__WHAT THE EXERCISE ASKS__
An exact reprint of all the records is the expected answer.

[Data items]
====

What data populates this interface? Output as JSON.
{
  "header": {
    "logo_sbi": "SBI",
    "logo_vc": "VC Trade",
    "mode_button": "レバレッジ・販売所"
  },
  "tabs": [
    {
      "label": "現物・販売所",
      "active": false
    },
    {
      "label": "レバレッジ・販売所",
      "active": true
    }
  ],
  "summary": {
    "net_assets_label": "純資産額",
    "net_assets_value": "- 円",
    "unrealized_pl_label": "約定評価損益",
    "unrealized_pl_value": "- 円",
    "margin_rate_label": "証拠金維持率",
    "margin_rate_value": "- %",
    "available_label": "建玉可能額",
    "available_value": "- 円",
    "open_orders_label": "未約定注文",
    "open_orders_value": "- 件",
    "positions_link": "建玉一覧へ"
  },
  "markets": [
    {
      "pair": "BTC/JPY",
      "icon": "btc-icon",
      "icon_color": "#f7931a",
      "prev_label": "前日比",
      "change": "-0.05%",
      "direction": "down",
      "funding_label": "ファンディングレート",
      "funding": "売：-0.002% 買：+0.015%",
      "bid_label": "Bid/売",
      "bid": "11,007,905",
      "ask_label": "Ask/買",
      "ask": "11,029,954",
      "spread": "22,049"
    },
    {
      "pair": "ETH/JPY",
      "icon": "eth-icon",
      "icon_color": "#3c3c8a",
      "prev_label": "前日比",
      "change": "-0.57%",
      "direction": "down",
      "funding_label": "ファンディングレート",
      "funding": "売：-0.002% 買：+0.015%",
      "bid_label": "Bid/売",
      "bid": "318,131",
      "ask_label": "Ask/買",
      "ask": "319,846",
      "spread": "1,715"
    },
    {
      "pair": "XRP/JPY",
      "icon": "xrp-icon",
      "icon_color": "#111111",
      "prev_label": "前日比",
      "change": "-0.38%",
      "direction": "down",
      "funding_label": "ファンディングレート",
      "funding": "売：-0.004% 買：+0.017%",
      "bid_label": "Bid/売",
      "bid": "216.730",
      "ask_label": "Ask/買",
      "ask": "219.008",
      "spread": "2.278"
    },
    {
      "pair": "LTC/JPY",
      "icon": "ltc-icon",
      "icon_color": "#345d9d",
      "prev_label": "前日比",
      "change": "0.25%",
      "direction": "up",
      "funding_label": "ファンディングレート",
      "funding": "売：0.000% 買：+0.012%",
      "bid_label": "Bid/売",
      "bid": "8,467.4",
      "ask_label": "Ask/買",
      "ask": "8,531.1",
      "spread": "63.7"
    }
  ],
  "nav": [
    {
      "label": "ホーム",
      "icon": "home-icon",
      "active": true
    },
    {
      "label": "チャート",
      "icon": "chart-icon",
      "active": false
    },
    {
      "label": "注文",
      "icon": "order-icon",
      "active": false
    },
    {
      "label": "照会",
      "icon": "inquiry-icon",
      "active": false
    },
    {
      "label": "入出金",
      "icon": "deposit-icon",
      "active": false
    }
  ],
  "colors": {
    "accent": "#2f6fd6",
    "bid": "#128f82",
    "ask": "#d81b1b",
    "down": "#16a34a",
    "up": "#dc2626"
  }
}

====

__EXERCISE SOLUTION__
What data populates this interface? Output as JSON.
{
  "header": {
    "logo_sbi": "SBI",
    "logo_vc": "VC Trade",
    "mode_button": "レバレッジ・販売所"
  },
  "tabs": [
    {
      "label": "現物・販売所",
      "active": false
    },
    {
      "label": "レバレッジ・販売所",
      "active": true
    }
  ],
  "summary": {
    "net_assets_label": "純資産額",
    "net_assets_value": "- 円",
    "unrealized_pl_label": "約定評価損益",
    "unrealized_pl_value": "- 円",
    "margin_rate_label": "証拠金維持率",
    "margin_rate_value": "- %",
    "available_label": "建玉可能額",
    "available_value": "- 円",
    "open_orders_label": "未約定注文",
    "open_orders_value": "- 件",
    "positions_link": "建玉一覧へ"
  },
  "markets": [
    {
      "pair": "BTC/JPY",
      "icon": "btc-icon",
      "icon_color": "#f7931a",
      "prev_label": "前日比",
      "change": "-0.05%",
      "direction": "down",
      "funding_label": "ファンディングレート",
      "funding": "売：-0.002% 買：+0.015%",
      "bid_label": "Bid/売",
      "bid": "11,007,905",
      "ask_label": "Ask/買",
      "ask": "11,029,954",
      "spread": "22,049"
    },
    {
      "pair": "ETH/JPY",
      "icon": "eth-icon",
      "icon_color": "#3c3c8a",
      "prev_label": "前日比",
      "change": "-0.57%",
      "direction": "down",
      "funding_label": "ファンディングレート",
      "funding": "売：-0.002% 買：+0.015%",
      "bid_label": "Bid/売",
      "bid": "318,131",
      "ask_label": "Ask/買",
      "ask": "319,846",
      "spread": "1,715"
    },
    {
      "pair": "XRP/JPY",
      "icon": "xrp-icon",
      "icon_color": "#111111",
      "prev_label": "前日比",
      "change": "-0.38%",
      "direction": "down",
      "funding_label": "ファンディングレート",
      "funding": "売：-0.004% 買：+0.017%",
      "bid_label": "Bid/売",
      "bid": "216.730",
      "ask_label": "Ask/買",
      "ask": "219.008",
      "spread": "2.278"
    },
    {
      "pair": "LTC/JPY",
      "icon": "ltc-icon",
      "icon_color": "#345d9d",
      "prev_label": "前日比",
      "change": "0.25%",
      "direction": "up",
      "funding_label": "ファンディングレート",
      "funding": "売：0.000% 買：+0.012%",
      "bid_label": "Bid/売",
      "bid": "8,467.4",
      "ask_label": "Ask/買",
      "ask": "8,531.1",
      "spread": "63.7"
    }
  ],
  "nav": [
    {
      "label": "ホーム",
      "icon": "home-icon",
      "active": true
    },
    {
      "label": "チャート",
      "icon": "chart-icon",
      "active": false
    },
    {
      "label": "注文",
      "icon": "order-icon",
      "active": false
    },
    {
      "label": "照会",
      "icon": "inquiry-icon",
      "active": false
    },
    {
      "label": "入出金",
      "icon": "deposit-icon",
      "active": false
    }
  ],
  "colors": {
    "accent": "#2f6fd6",
    "bid": "#128f82",
    "ask": "#d81b1b",
    "down": "#16a34a",
    "up": "#dc2626"
  }
}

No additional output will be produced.